If 9/11 saw many resolve “Never again”, 13 years later many more are perplexed as to why the civilised world has pitiably failed in putting down barbaric assaults on the very foundational principles of liberty, freedom and pluralism. As a perceptive commentator writing in the Guardian has pointed out, the jihadis are more powerful in September 2014 than they were in September 2001.
It would be infantile to argue, as no doubt some analysts would, that the al-Qaeda is a depleted force today, notwithstanding the whining bluff and bluster of Ayman al Zawahiri. This alone is a huge success of the post-9/11 counter-offensive launched by the US and its allies. It would also be pointed out that Osama bin Laden, the man who inspired young men (and women) to turn themselves into human bombs, has been despatched to the other world.
True, but although Osama bin Laden is dead, his vile ideology is not only alive, it has spread geographically and demographically, bringing new swathes of human habitation under the evil shadow of Islamism. Al-Qaeda may have lost stature and standing, but its core beliefs have spawned groups and organisations far more vicious — for example, the Boko Haram and the Islamic State.
Radical Islam can now draw upon enormous resources, both financial and human.
It poses a serious challenge to liberalism, the oft-mentioned antidote to fanaticism. Whoever thought that Muslim men and women born and educated in liberal Europe would join the Islamic State and indulge in unspeakable horrors? That a group of Britons who don't show the least hesitation in murder and worse as fighters of the Islamic State are called ‘The Beatles’, is an eloquent comment on our tragic yet fearsome times.
As marauders flying the flag of the Islamic State rampage through Syria and Iraq, laying waste to towns and villages, killing men and enslaving women, slaying children, the old and the defenceless, and a new age ‘Caliph’ gloats over the blood-chilling crimes of his followers, we must ask ourselves: Where did we go wrong after 9/11? Was the ‘War on Terror’ destined to result in victory for terrorists?
The world has erred on three fronts. First, there never was any global ‘War on Terror’; in fact, some chose to fight while most chose to sit it out. Shamefully, India, which claims to be the world’s biggest democracy, is among those who wilfully refused to join the ‘War on Terror’. Second, the ‘War on Terror’ was essentially a series of tactical responses, not a strategic war with a grand design.
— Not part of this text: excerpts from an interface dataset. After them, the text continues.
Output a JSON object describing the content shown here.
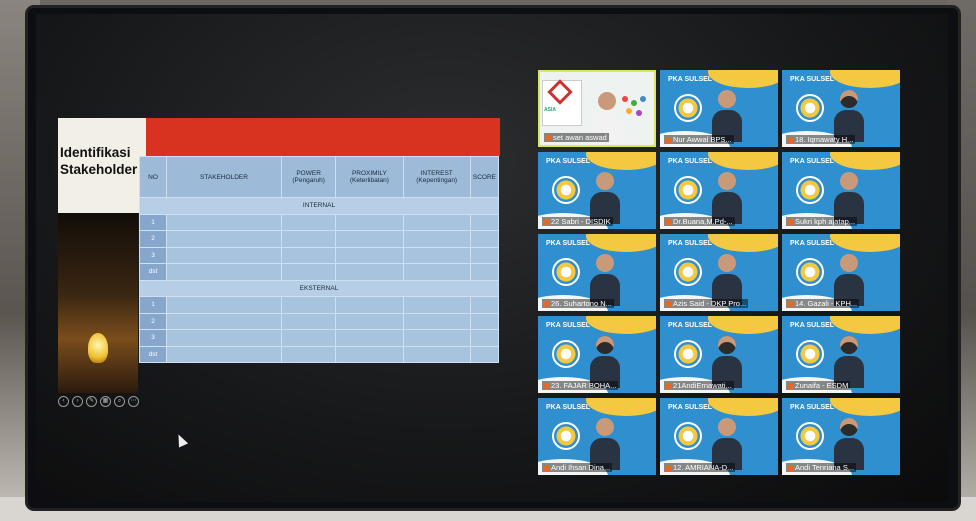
{
  "slide": {
    "title": "Identifikasi Stakeholder",
    "table": {
      "headers": [
        "NO",
        "STAKEHOLDER",
        "POWER (Pengaruh)",
        "PROXIMILY (Keterlibatan)",
        "INTEREST (Kepentingan)",
        "SCORE"
      ],
      "sections": [
        {
          "label": "INTERNAL",
          "rows": [
            "1",
            "2",
            "3",
            "dst"
          ]
        },
        {
          "label": "EKSTERNAL",
          "rows": [
            "1",
            "2",
            "3",
            "dst"
          ]
        }
      ]
    }
  },
  "participants": [
    {
      "name": "set awan aswad",
      "active": true
    },
    {
      "name": "Nur Awwal BPS..."
    },
    {
      "name": "18. Iqmawaty H..."
    },
    {
      "name": "22 Sabri - DISDIK"
    },
    {
      "name": "Dr.Buana,M.Pd-..."
    },
    {
      "name": "Sukri kph ajatap..."
    },
    {
      "name": "26. Suhartono N..."
    },
    {
      "name": "Azis Said - DKP Pro..."
    },
    {
      "name": "14. Gazali - KPH..."
    },
    {
      "name": "23. FAJAR BOHA..."
    },
    {
      "name": "21AndiErnawati..."
    },
    {
      "name": "Zunaifa - ESDM"
    },
    {
      "name": "Andi Ihsan Dina..."
    },
    {
      "name": "12. AMRIANA-D..."
    },
    {
      "name": "Andi Tenriana S..."
    }
  ],
  "tile_brand": "PKA SULSEL",
  "colors": {
    "accent_red": "#d83320",
    "table_blue": "#a8c3de",
    "tile_blue": "#2f8fcf",
    "tile_yellow": "#f5c842"
  }
}
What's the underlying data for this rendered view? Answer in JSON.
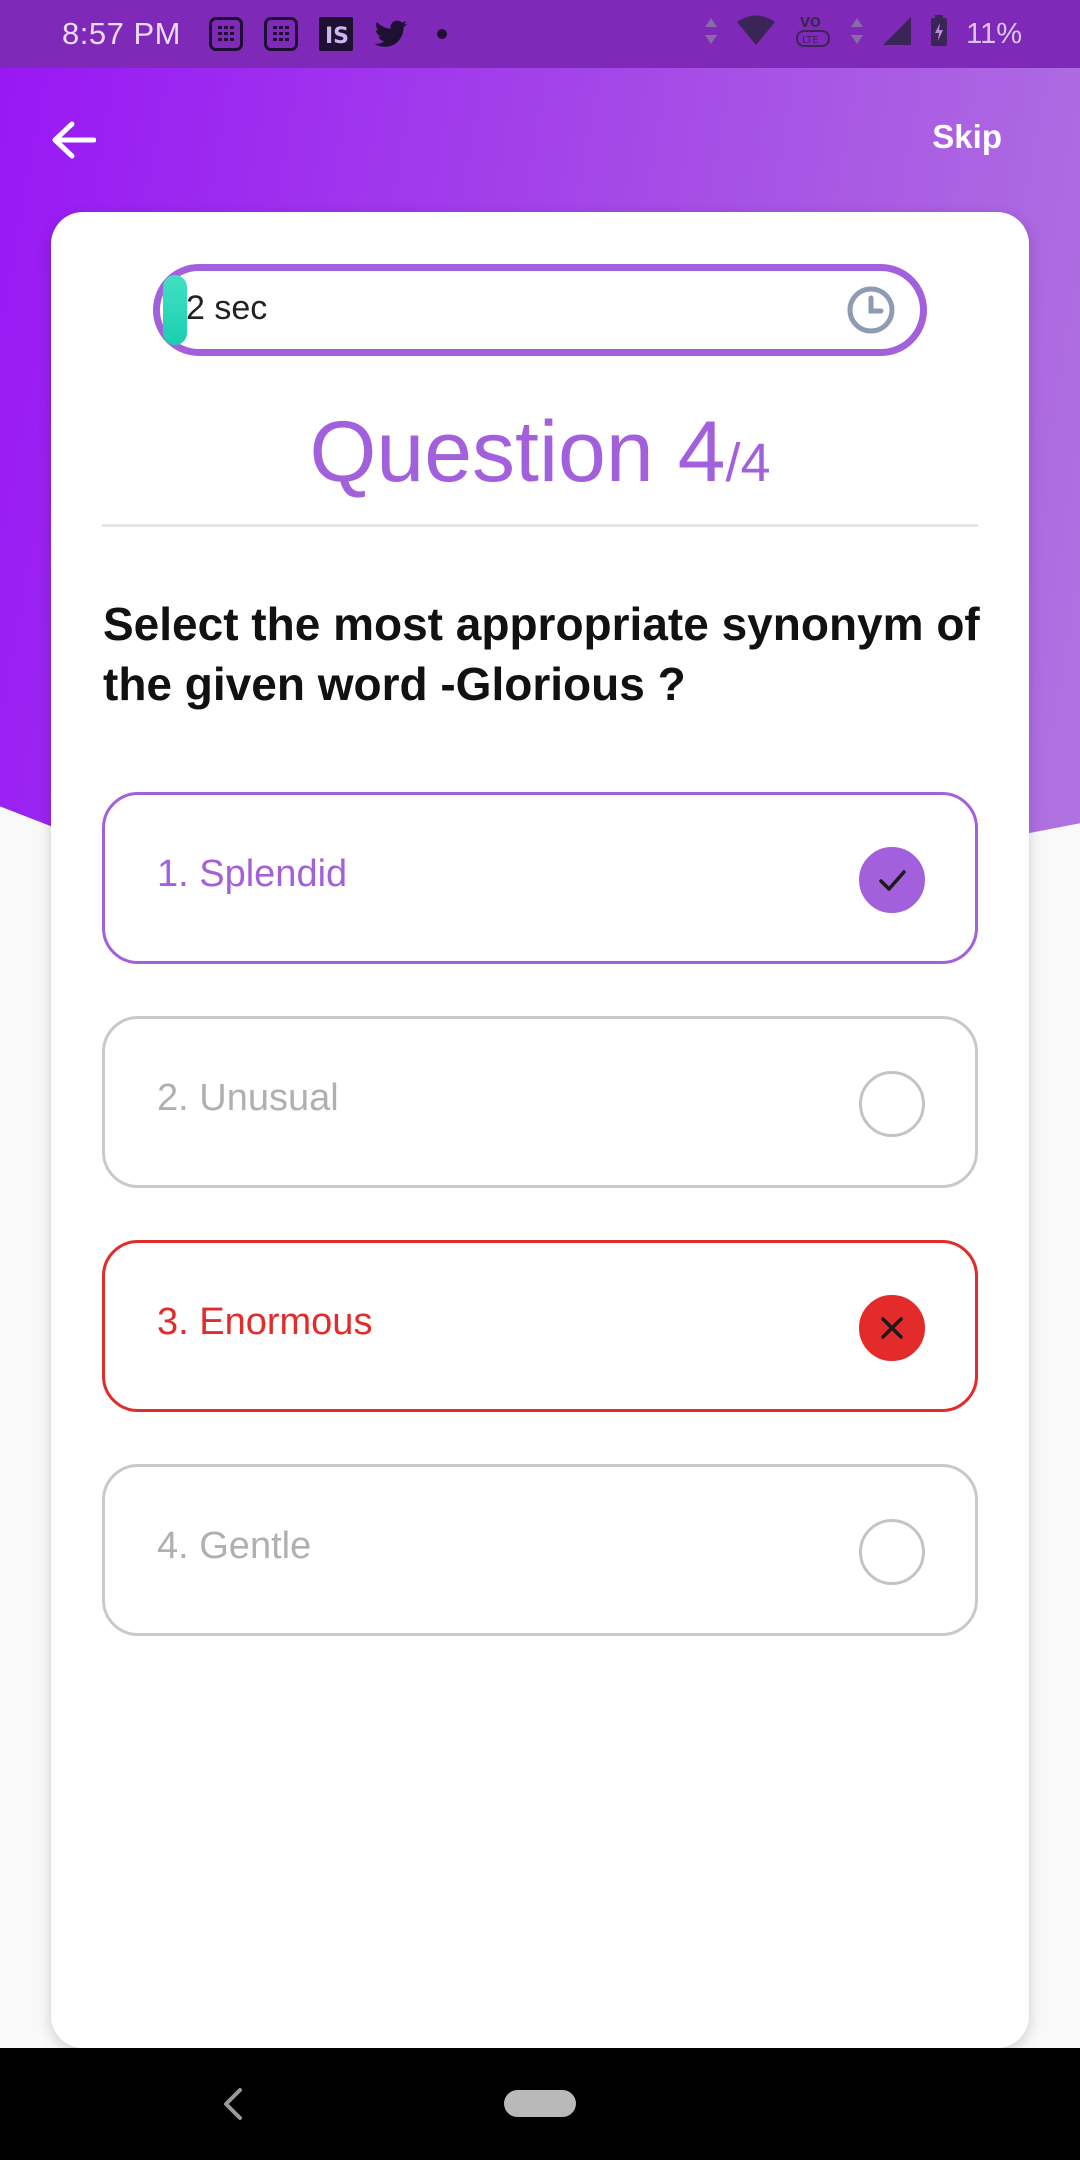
{
  "status_bar": {
    "time": "8:57 PM",
    "notification_icons": [
      "calculator-icon",
      "calculator-icon",
      "is-app-icon",
      "twitter-icon",
      "dot-icon"
    ],
    "battery_text": "11%",
    "network_label": "VO LTE"
  },
  "app_bar": {
    "back_icon": "arrow-left-icon",
    "skip_label": "Skip"
  },
  "timer": {
    "text": "2 sec",
    "progress_fraction": 0.03,
    "icon": "clock-icon"
  },
  "question": {
    "heading": "Question 4",
    "total": "/4",
    "text": "Select the most appropriate synonym of the given word -Glorious ?"
  },
  "options": [
    {
      "label": "1. Splendid",
      "state": "correct",
      "icon": "check-icon"
    },
    {
      "label": "2. Unusual",
      "state": "unselected",
      "icon": "empty-circle-icon"
    },
    {
      "label": "3. Enormous",
      "state": "wrong",
      "icon": "close-icon"
    },
    {
      "label": "4. Gentle",
      "state": "unselected",
      "icon": "empty-circle-icon"
    }
  ],
  "colors": {
    "accent": "#a360dd",
    "header_start": "#9817f5",
    "wrong": "#e32b2b",
    "timer_fill": "#19cfb0"
  }
}
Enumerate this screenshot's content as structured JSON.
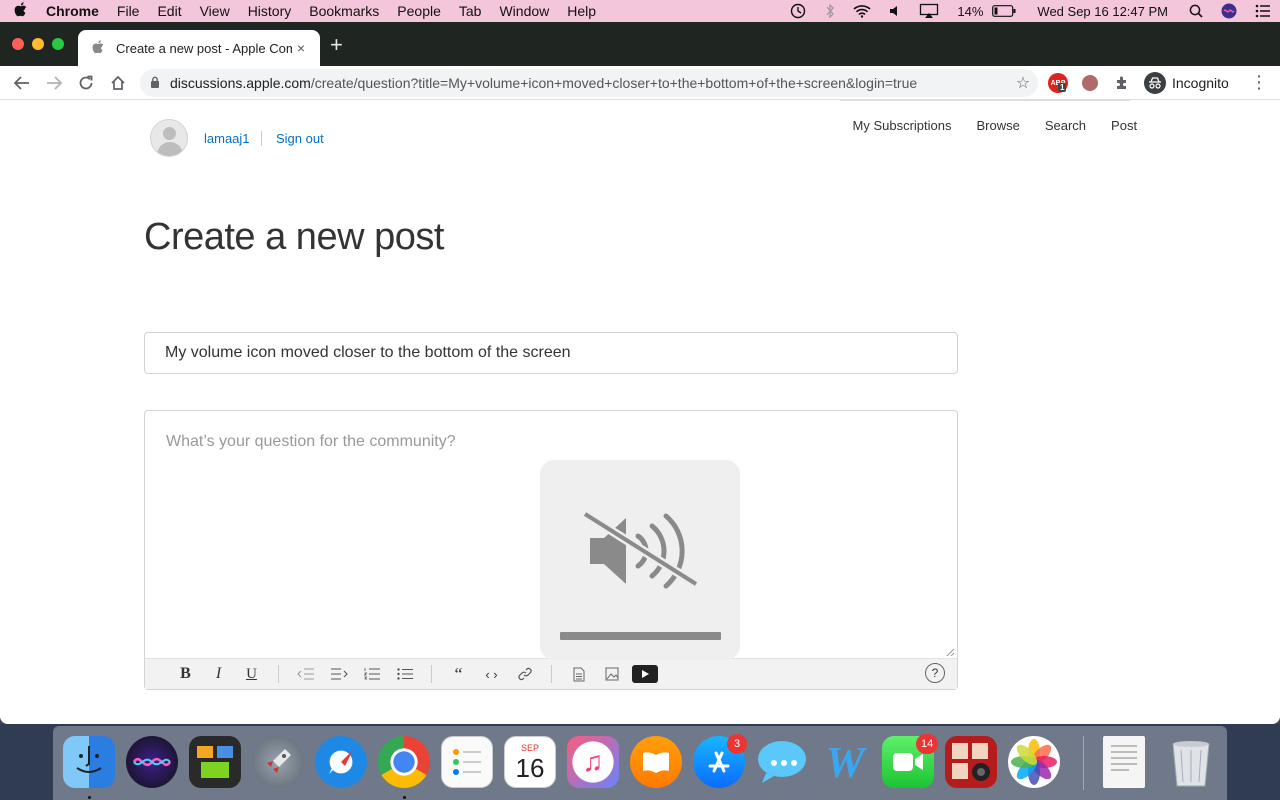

Third, too much emphasis was given to limp-wristed liberalism as an alternative to robust jihadi ideology. The consequences could not have been different.
The writer is a senior journalist based in the National Capital Region. His Twitter handle is @KanchanGupta